■ Problem description: Each entry below should be given again exactly; the pictures stay out.

■ Available records:
▬▬▬
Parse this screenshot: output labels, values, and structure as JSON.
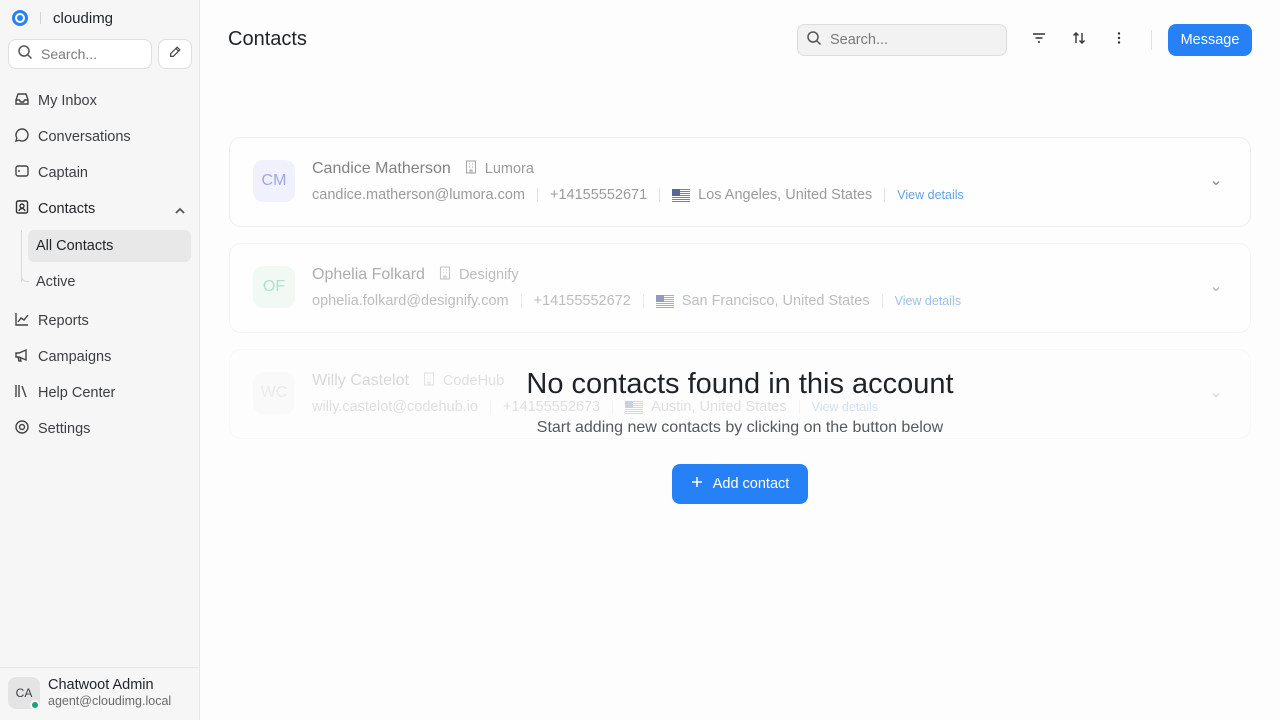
{
  "sidebar": {
    "brand": "cloudimg",
    "search_placeholder": "Search...",
    "items": [
      {
        "label": "My Inbox",
        "icon": "inbox-icon"
      },
      {
        "label": "Conversations",
        "icon": "chat-bubble-icon"
      },
      {
        "label": "Captain",
        "icon": "captain-icon"
      },
      {
        "label": "Contacts",
        "icon": "contacts-icon"
      },
      {
        "label": "Reports",
        "icon": "chart-line-icon"
      },
      {
        "label": "Campaigns",
        "icon": "megaphone-icon"
      },
      {
        "label": "Help Center",
        "icon": "library-icon"
      },
      {
        "label": "Settings",
        "icon": "settings-icon"
      }
    ],
    "contacts_sub": [
      {
        "label": "All Contacts",
        "active": true
      },
      {
        "label": "Active",
        "active": false
      }
    ],
    "profile": {
      "initials": "CA",
      "name": "Chatwoot Admin",
      "email": "agent@cloudimg.local",
      "status_color": "#1aa37a"
    }
  },
  "header": {
    "title": "Contacts",
    "search_placeholder": "Search...",
    "message_label": "Message"
  },
  "contacts": [
    {
      "initials": "CM",
      "name": "Candice Matherson",
      "company": "Lumora",
      "email": "candice.matherson@lumora.com",
      "phone": "+14155552671",
      "location": "Los Angeles, United States",
      "view": "View details",
      "avatar_bg": "#eef0fe",
      "avatar_color": "#8e9bd8"
    },
    {
      "initials": "OF",
      "name": "Ophelia Folkard",
      "company": "Designify",
      "email": "ophelia.folkard@designify.com",
      "phone": "+14155552672",
      "location": "San Francisco, United States",
      "view": "View details",
      "avatar_bg": "#e8f6ef",
      "avatar_color": "#7cc7a3"
    },
    {
      "initials": "WC",
      "name": "Willy Castelot",
      "company": "CodeHub",
      "email": "willy.castelot@codehub.io",
      "phone": "+14155552673",
      "location": "Austin, United States",
      "view": "View details",
      "avatar_bg": "#f1f1f1",
      "avatar_color": "#b4b4b4"
    }
  ],
  "empty_state": {
    "title": "No contacts found in this account",
    "subtitle": "Start adding new contacts by clicking on the button below",
    "button": "Add contact"
  },
  "colors": {
    "accent": "#2781f6"
  }
}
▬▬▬
■ Result:
Parse this screenshot: output labels, values, and structure as JSON.
{
  "sidebar": {
    "brand": "cloudimg",
    "search_placeholder": "Search...",
    "items": [
      {
        "label": "My Inbox",
        "icon": "inbox-icon"
      },
      {
        "label": "Conversations",
        "icon": "chat-bubble-icon"
      },
      {
        "label": "Captain",
        "icon": "captain-icon"
      },
      {
        "label": "Contacts",
        "icon": "contacts-icon"
      },
      {
        "label": "Reports",
        "icon": "chart-line-icon"
      },
      {
        "label": "Campaigns",
        "icon": "megaphone-icon"
      },
      {
        "label": "Help Center",
        "icon": "library-icon"
      },
      {
        "label": "Settings",
        "icon": "settings-icon"
      }
    ],
    "contacts_sub": [
      {
        "label": "All Contacts",
        "active": true
      },
      {
        "label": "Active",
        "active": false
      }
    ],
    "profile": {
      "initials": "CA",
      "name": "Chatwoot Admin",
      "email": "agent@cloudimg.local",
      "status_color": "#1aa37a"
    }
  },
  "header": {
    "title": "Contacts",
    "search_placeholder": "Search...",
    "message_label": "Message"
  },
  "contacts": [
    {
      "initials": "CM",
      "name": "Candice Matherson",
      "company": "Lumora",
      "email": "candice.matherson@lumora.com",
      "phone": "+14155552671",
      "location": "Los Angeles, United States",
      "view": "View details",
      "avatar_bg": "#eef0fe",
      "avatar_color": "#8e9bd8"
    },
    {
      "initials": "OF",
      "name": "Ophelia Folkard",
      "company": "Designify",
      "email": "ophelia.folkard@designify.com",
      "phone": "+14155552672",
      "location": "San Francisco, United States",
      "view": "View details",
      "avatar_bg": "#e8f6ef",
      "avatar_color": "#7cc7a3"
    },
    {
      "initials": "WC",
      "name": "Willy Castelot",
      "company": "CodeHub",
      "email": "willy.castelot@codehub.io",
      "phone": "+14155552673",
      "location": "Austin, United States",
      "view": "View details",
      "avatar_bg": "#f1f1f1",
      "avatar_color": "#b4b4b4"
    }
  ],
  "empty_state": {
    "title": "No contacts found in this account",
    "subtitle": "Start adding new contacts by clicking on the button below",
    "button": "Add contact"
  },
  "colors": {
    "accent": "#2781f6"
  }
}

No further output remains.